By DickDaniels (http://carolinabirds.org/) (Own work) [CC BY-SA 3.0 (http://creativecommons.org/licenses/by-sa/3.0) or GFDL (http://www.gnu.org/copyleft/fdl.html)], via Wikimedia Commons
Africa and Asia. Much of sub-saharan Africa with a small and declining outlier population in southern Iraq.
During the 1970s and 1980s several zoos thought it would be a good idea to establish free-flying population of Sacred Ibis but they took to the challenge rather well and free-living colonies became established. As many as 1,200 pairs were breeding in France in the early 2000s. Research has identified the Sacred Ibis as being of European concern as an invasive species and it is subject to a control and eradication programme. It is confiding of humans and adapts to urban situations with the offerings of human food wastage in bins and tips and it can be a voracious predator of scarce native wildlife: two birds ate all the eggs from 30 Sandwich Tern nests in the space of four hours. It breeds or has bred in the wild in France, Spain (since 1974), Portugal (since 1998), Italy (since 1989) and the Netherlands (since 2002).

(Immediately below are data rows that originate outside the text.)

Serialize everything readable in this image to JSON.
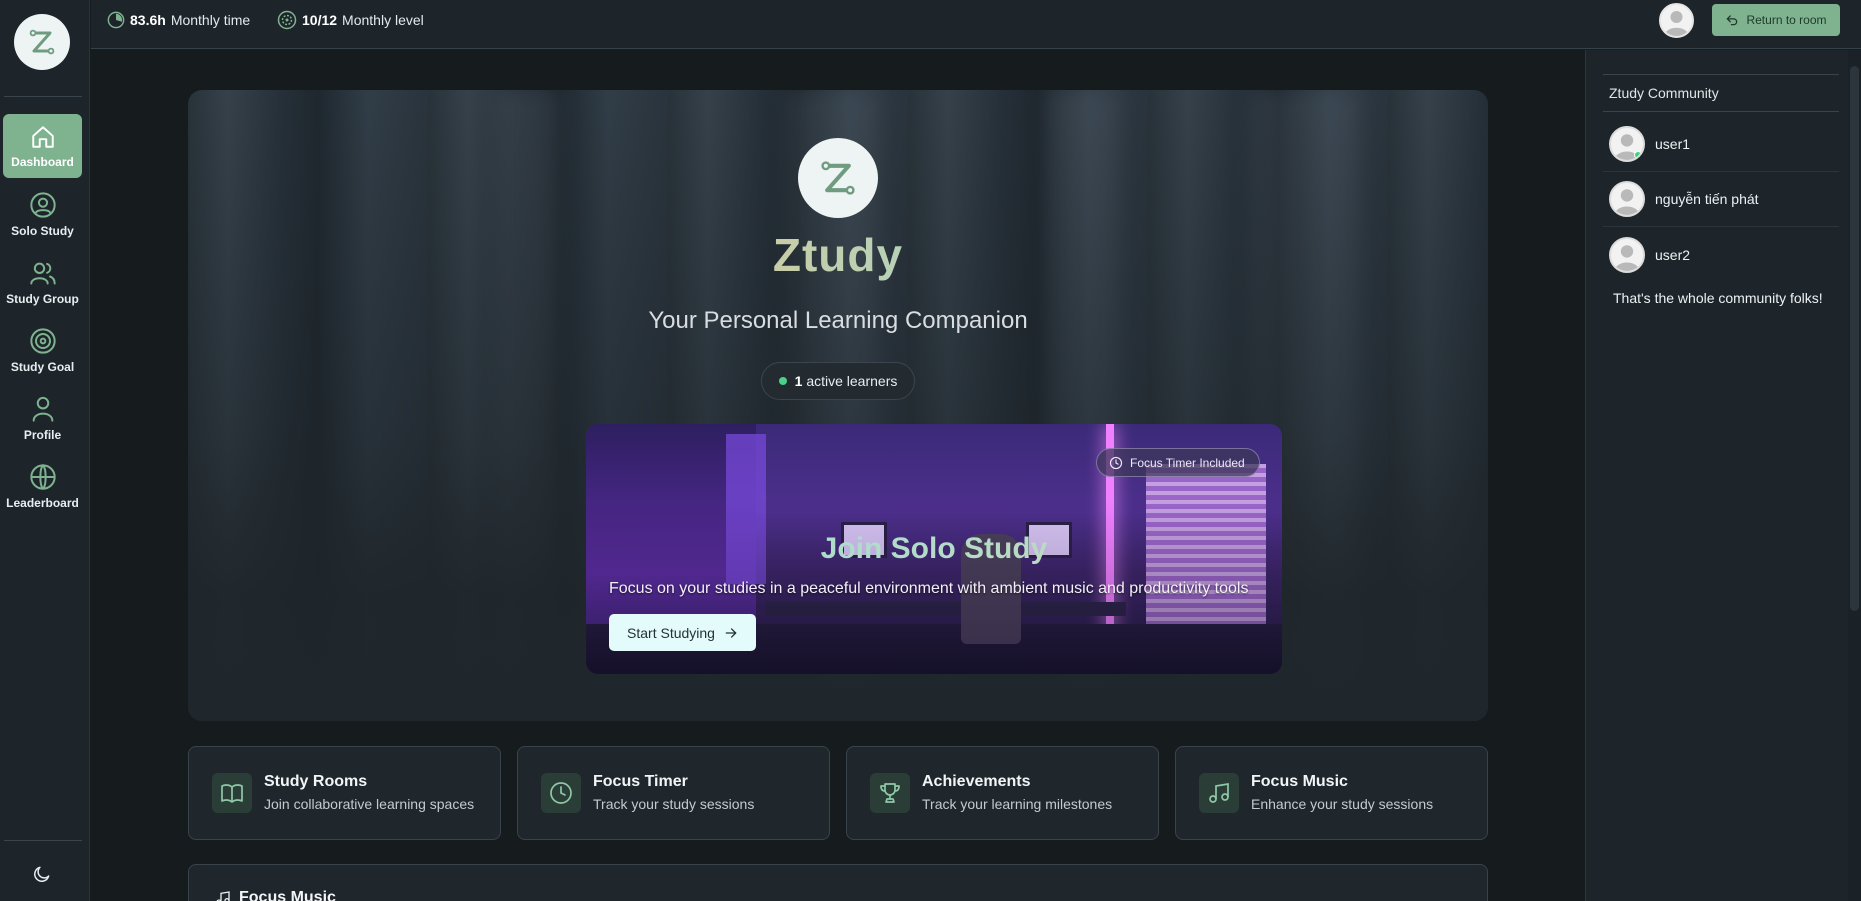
{
  "sidebar": {
    "items": [
      {
        "label": "Dashboard",
        "icon": "home-icon",
        "active": true
      },
      {
        "label": "Solo Study",
        "icon": "user-circle-icon",
        "active": false
      },
      {
        "label": "Study Group",
        "icon": "users-icon",
        "active": false
      },
      {
        "label": "Study Goal",
        "icon": "target-icon",
        "active": false
      },
      {
        "label": "Profile",
        "icon": "user-icon",
        "active": false
      },
      {
        "label": "Leaderboard",
        "icon": "globe-icon",
        "active": false
      }
    ],
    "theme_icon": "moon-icon"
  },
  "topbar": {
    "monthly_time_value": "83.6h",
    "monthly_time_label": "Monthly time",
    "monthly_level_value": "10/12",
    "monthly_level_label": "Monthly level",
    "return_label": "Return to room"
  },
  "hero": {
    "title": "Ztudy",
    "subtitle": "Your Personal Learning Companion",
    "active_count": "1",
    "active_label": "active learners"
  },
  "solo_card": {
    "badge": "Focus Timer Included",
    "title": "Join Solo Study",
    "description": "Focus on your studies in a peaceful environment with ambient music and productivity tools",
    "button": "Start Studying"
  },
  "features": [
    {
      "title": "Study Rooms",
      "desc": "Join collaborative learning spaces",
      "icon": "book-open-icon"
    },
    {
      "title": "Focus Timer",
      "desc": "Track your study sessions",
      "icon": "clock-icon"
    },
    {
      "title": "Achievements",
      "desc": "Track your learning milestones",
      "icon": "trophy-icon"
    },
    {
      "title": "Focus Music",
      "desc": "Enhance your study sessions",
      "icon": "music-icon"
    }
  ],
  "music_panel": {
    "title": "Focus Music"
  },
  "community": {
    "title": "Ztudy Community",
    "users": [
      {
        "name": "user1",
        "online": true
      },
      {
        "name": "nguyễn tiến phát",
        "online": false
      },
      {
        "name": "user2",
        "online": false
      }
    ],
    "end_message": "That's the whole community folks!"
  },
  "colors": {
    "accent": "#7fb28f",
    "background": "#161b1e",
    "panel": "#1d252b",
    "online": "#3ed27f"
  }
}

In France, around 1,700 breeding pairs were present in 2006 and 8,327 Sacred Ibises were culled between 2007 and 2016. The task is becoming more difficult as the population declines and the birds become more wary, but the numbers in the Camargue are now almost nil.
Despite a nomadic disposition in its native range and post-breeding movements of up to 1000km, this is an improbabale natural vagrant. British sightings, the first being in 1995, almost certainly stem from introduced continental wanderers. The UK's Non-native Species Secretariat has an action plan to prevent the Sacred Ibis colonising Britain.
The Sacred Ibis in Europe; Yesou et. al. Brit. Birds 110: 197-211; April 2017.